The decision, by the General Court of Luxembourg, provides new impetus for European regulators who have investigated companies such as Google, Amazon and Apple over anticompetitive business practices. The A fine of 4.34 billion euros (worth $5.1 billion in 2018) was the largest amount ever delivered by the European Competition Authority. On Wednesday, the court agreed that Google had violated antitrust laws by using its Android smartphone technology and market dominance to boost its search engine leadership.
A legal defeat would have damaged the EU’s reputation as one of the world’s most aggressive regulators in the tech industry, just as the bloc promised to clamp down on big tech companies. Antitrust regulators in Brussels, led by Margrethe Vestager, Executive Vice President of the European Commission in charge of digital and competition policy, are carrying out other ongoing investigations against Amazon, Apple, Google and Meta. And this year, European Union policymakers passed laws related to Competition And the Editing Internet Content That gives regulators more power to target the tech industry.

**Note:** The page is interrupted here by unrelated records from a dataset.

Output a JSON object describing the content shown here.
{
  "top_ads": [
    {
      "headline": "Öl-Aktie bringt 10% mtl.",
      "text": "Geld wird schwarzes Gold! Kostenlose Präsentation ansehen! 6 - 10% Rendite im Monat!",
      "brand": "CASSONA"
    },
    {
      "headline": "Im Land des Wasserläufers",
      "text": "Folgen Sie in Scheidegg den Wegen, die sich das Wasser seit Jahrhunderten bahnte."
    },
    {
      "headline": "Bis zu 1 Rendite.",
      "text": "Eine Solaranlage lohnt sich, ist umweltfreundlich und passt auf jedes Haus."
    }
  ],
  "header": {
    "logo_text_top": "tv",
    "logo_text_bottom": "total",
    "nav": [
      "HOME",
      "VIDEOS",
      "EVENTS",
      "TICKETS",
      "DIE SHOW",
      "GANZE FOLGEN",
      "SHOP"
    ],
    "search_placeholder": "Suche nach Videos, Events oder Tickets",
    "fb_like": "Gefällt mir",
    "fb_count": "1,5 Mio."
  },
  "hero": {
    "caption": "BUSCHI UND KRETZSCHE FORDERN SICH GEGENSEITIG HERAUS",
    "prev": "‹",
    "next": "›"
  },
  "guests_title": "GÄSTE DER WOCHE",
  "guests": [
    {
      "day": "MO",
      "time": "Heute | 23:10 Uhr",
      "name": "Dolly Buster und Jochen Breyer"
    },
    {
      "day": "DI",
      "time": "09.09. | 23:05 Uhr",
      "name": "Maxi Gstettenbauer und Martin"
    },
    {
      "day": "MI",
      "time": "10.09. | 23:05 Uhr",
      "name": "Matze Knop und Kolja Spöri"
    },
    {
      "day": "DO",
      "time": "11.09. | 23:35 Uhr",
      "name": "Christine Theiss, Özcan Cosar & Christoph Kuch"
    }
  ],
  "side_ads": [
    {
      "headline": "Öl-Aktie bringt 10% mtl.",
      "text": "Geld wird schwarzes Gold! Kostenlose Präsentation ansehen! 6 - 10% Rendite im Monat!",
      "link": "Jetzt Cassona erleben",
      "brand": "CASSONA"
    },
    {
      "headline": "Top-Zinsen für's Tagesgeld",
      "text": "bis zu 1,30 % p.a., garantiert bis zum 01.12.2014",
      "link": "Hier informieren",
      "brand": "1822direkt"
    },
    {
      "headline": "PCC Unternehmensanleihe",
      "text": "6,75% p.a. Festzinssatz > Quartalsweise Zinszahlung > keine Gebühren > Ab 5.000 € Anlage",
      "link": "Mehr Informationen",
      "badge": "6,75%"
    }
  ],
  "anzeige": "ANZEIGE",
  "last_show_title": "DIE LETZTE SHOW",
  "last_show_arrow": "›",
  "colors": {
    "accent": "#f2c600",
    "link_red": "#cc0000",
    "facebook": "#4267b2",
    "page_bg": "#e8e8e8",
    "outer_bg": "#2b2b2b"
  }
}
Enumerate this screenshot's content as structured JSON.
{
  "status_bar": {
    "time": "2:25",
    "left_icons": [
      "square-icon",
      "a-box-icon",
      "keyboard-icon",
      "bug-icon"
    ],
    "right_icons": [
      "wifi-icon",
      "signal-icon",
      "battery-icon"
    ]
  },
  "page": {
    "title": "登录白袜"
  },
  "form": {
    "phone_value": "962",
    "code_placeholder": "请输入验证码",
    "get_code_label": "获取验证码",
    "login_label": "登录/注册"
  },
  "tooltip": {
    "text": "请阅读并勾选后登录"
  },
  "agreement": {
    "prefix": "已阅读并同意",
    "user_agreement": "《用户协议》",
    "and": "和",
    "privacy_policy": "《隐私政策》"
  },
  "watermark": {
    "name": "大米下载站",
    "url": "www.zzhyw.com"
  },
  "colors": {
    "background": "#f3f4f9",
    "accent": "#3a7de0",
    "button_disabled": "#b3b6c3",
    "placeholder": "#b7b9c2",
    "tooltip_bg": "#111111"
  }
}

Google said it was disappointed in the decisionBut it did not say whether it would appeal to the European Court of Justice, the bloc’s highest court. “Android has created more choices for everyone, not less, and supports thousands of successful businesses in Europe and around the world,” the company said in a statement.
The Android case remains one of the world’s toughest regulatory action ever against a technology company. In a 2018 ruling, it was revealed that Google had illegally used Android to secure its search engine dominance. Regulators said the company has struck deals that require Android-based smartphone makers, such as Samsung and Huawei, to make Google the default search engine, beating smaller competitors like DuckDuckGo and Bing. Google now offers European Android device users a screen to choose from among the various search engines.
Victory was not guaranteed for European regulators, who had lost previous appeals of sanctions, including against semiconductor companies Intel and Qualcomm. On Wednesday, the court sided almost entirely with the regulators, although it lowered the fine slightly, to 4.125 billion euros ($4.13 billion at current exchange rates), due to calculations related to revenue-sharing agreements Google has with phone and network manufacturers. staff.